The cover of the new issue of Rolling Stone (on sale this Friday) features a moppy haired and doe-eyed young man staring directly into the camera. He's very handsome, with the slightest smile on his lips and relaxed posture. The lighting is soft and warm, casting a glowing, golden hue all around him. If you weren't paying attention to the news for the past three months, you'd likely assume he is the music industry's latest heartthrob—the new John Mayer or maybe even Bob Dylan's grandkid. But he's not a heartthrob, he is, as the text below his face says, a monster—he is Dzhokhar Tsarnaev, the 19-year-old man suspected of assisting in the Boston Marathon bombing, which killed three people and injured over 250 others.

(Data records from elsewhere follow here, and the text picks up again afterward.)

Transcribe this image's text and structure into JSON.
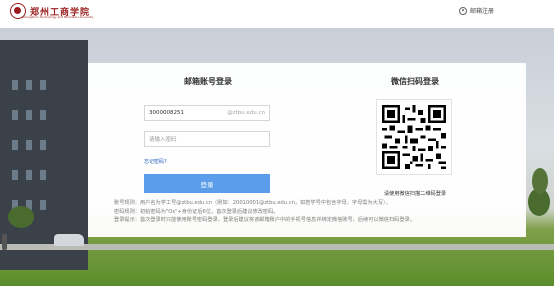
{
  "header": {
    "school_name": "郑州工商学院",
    "school_en": "Zhengzhou Technology and Business University",
    "register_label": "邮箱注册"
  },
  "login": {
    "title": "邮箱账号登录",
    "account_value": "3000008251",
    "account_suffix": "@ztbu.edu.cn",
    "password_placeholder": "请输入密码",
    "forgot_label": "忘记密码?",
    "submit_label": "登录"
  },
  "wechat": {
    "title": "微信扫码登录",
    "caption": "请使用微信扫描二维码登录"
  },
  "rules": [
    "账号规则：用户名为学工号@ztbu.edu.cn（例如：20010001@ztbu.edu.cn，如若学号中包含字母，字母需为大写）。",
    "密码规则：初始密码为\"Os\"+身份证后6位，首次登录后建议修改密码。",
    "登录提示：首次登录时只能使用账号密码登录，登录后建议将该邮箱账户中的手机号信息并绑定微信账号，后续可以微信扫码登录。"
  ],
  "colors": {
    "brand": "#9a1c1c",
    "primary_button": "#5b9dea",
    "link": "#1f5fbf"
  }
}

People are outraged that the magazine would not only put Tsarnaev on the cover, but portray him in such a romanticized way, in a space generally graced by attractive rockstars and actors. Businesses have already announced they're boycotting the issue, including CVS/pharmacy. They said "CVS/pharmacy has decided not to sell the current issue of Rolling Stone featuring a cover photo of the Boston Marathon bombing suspect. As a company with deep roots in New England and a strong presence in Boston, we believe this is the right decision out of respect for the victims of the attack and their loved ones."

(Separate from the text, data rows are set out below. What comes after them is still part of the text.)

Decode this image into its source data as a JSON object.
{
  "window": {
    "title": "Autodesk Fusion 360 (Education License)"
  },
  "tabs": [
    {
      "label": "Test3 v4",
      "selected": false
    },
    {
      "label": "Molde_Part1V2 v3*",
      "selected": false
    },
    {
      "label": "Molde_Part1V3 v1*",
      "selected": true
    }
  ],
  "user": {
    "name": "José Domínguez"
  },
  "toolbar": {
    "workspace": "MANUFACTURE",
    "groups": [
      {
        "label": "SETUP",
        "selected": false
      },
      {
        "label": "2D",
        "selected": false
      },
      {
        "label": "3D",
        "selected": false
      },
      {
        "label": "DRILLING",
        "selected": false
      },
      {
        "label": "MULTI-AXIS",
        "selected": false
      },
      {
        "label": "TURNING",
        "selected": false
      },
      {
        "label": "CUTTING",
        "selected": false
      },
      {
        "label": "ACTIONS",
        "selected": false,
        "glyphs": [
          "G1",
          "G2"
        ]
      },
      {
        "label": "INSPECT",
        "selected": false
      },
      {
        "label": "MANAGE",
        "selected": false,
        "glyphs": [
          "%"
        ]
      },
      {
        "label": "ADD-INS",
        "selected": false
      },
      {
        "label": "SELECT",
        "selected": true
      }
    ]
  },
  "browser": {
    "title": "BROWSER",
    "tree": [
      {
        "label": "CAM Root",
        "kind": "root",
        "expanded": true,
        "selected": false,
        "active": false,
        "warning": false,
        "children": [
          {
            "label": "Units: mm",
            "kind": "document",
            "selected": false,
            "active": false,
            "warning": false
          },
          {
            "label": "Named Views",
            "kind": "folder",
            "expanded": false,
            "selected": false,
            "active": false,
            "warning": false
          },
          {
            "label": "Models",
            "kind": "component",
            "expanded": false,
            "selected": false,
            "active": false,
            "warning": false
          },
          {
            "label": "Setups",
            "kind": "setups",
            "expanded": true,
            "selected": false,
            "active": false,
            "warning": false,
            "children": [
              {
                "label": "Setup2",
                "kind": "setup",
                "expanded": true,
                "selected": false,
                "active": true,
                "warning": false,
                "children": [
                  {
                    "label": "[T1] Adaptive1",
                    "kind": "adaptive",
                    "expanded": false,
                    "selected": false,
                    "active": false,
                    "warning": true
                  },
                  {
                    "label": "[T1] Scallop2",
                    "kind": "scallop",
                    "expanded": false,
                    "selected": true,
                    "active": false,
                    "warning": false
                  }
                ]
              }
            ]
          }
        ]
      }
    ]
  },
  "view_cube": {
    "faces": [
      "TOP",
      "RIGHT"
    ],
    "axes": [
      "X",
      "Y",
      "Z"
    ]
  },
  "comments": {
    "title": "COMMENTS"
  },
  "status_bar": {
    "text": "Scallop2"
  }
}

Right or wrong, this is the most I've heard anyone talk about the magazine in years—there's no doubt in my mind Rolling Stone knew exactly what they were doing when they chose to feature Tsarnaev over, say, one of the other names featured on the cover like Willie Nelson, Jay-Z, or Robin Thicke. None of those guys would've made the magazine's name trend on Twitter for the last 24 hours. You can read the accompanying cover story here. They begin the story with an editor's note:

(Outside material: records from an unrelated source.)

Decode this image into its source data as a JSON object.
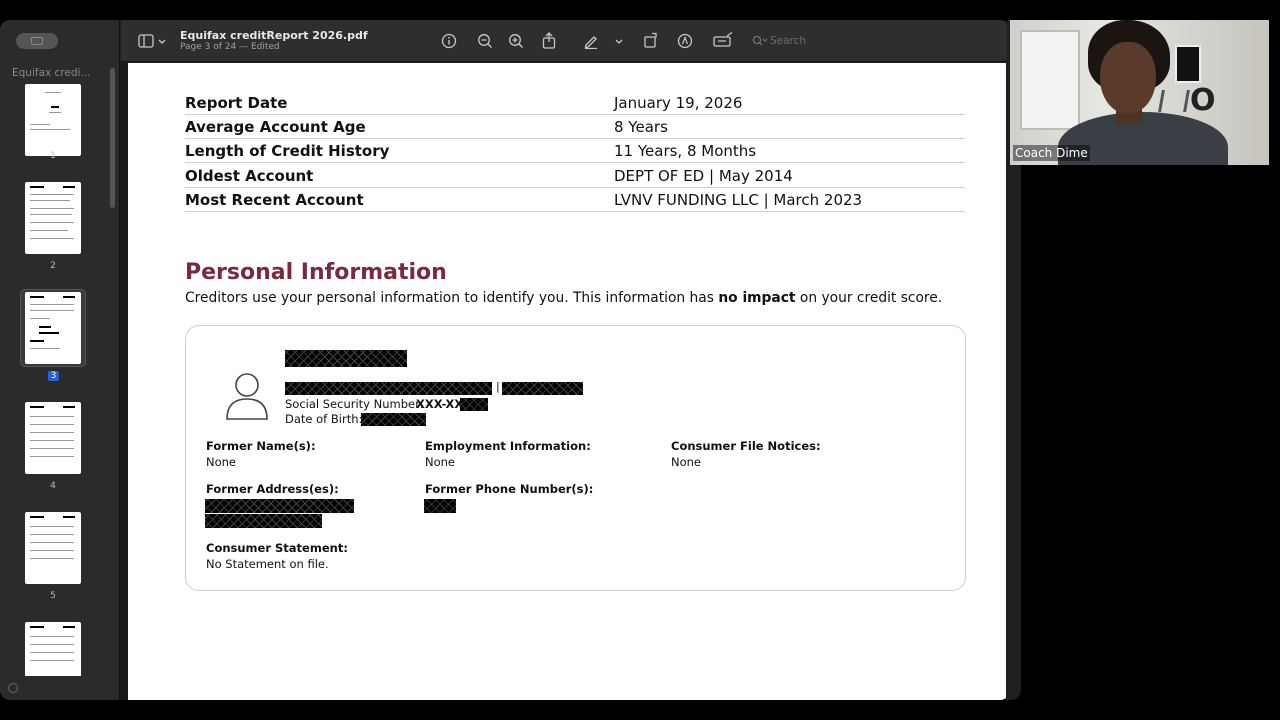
{
  "window": {
    "doc_title": "Equifax creditReport 2026.pdf",
    "doc_subtitle": "Page 3 of 24 — Edited"
  },
  "toolbar": {
    "search_placeholder": "Search",
    "icons": [
      "sidebar-icon",
      "chevron-down-icon",
      "info-icon",
      "zoom-out-icon",
      "zoom-in-icon",
      "share-icon",
      "markup-pen-icon",
      "chevron-down-icon",
      "rotate-icon",
      "annotate-icon",
      "markup-toolbar-icon",
      "search-icon"
    ]
  },
  "sidebar": {
    "title": "Equifax credi...",
    "thumbnails": [
      {
        "label": "1"
      },
      {
        "label": "2"
      },
      {
        "label": "3",
        "selected": true
      },
      {
        "label": "4"
      },
      {
        "label": "5"
      },
      {
        "label": ""
      }
    ]
  },
  "report": {
    "rows": [
      {
        "label": "Report Date",
        "value": "January 19, 2026"
      },
      {
        "label": "Average Account Age",
        "value": "8 Years"
      },
      {
        "label": "Length of Credit History",
        "value": "11 Years, 8 Months"
      },
      {
        "label": "Oldest Account",
        "value": "DEPT OF ED | May 2014"
      },
      {
        "label": "Most Recent Account",
        "value": "LVNV FUNDING LLC | March 2023"
      }
    ]
  },
  "personal": {
    "title": "Personal Information",
    "desc_before": "Creditors use your personal information to identify you. This information has ",
    "desc_bold": "no impact",
    "desc_after": " on your credit score.",
    "ssn_label": "Social Security Number:",
    "ssn_value": "XXX-XX-",
    "dob_label": "Date of Birth:",
    "pipe": "|",
    "former_names_label": "Former Name(s):",
    "former_names_value": "None",
    "employment_label": "Employment Information:",
    "employment_value": "None",
    "notices_label": "Consumer File Notices:",
    "notices_value": "None",
    "former_address_label": "Former Address(es):",
    "former_phone_label": "Former Phone Number(s):",
    "statement_label": "Consumer Statement:",
    "statement_value": "No Statement on file."
  },
  "webcam": {
    "participant_name": "Coach Dime"
  }
}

Our hearts go out to the victims of the Boston Marathon bombing, and our thoughts are always with them and their families. The cover story we are publishing this week falls within the traditions of journalism and Rolling Stone’s long-standing commitment to serious and thoughtful coverage of the most important political and cultural issues of our day. The fact that Dzhokhar Tsarnaev is young, and in the same age group as many of our readers, makes it all the more important for us to examine the complexities of this issue and gain a more complete understanding of how a tragedy like this happens. –THE EDITORS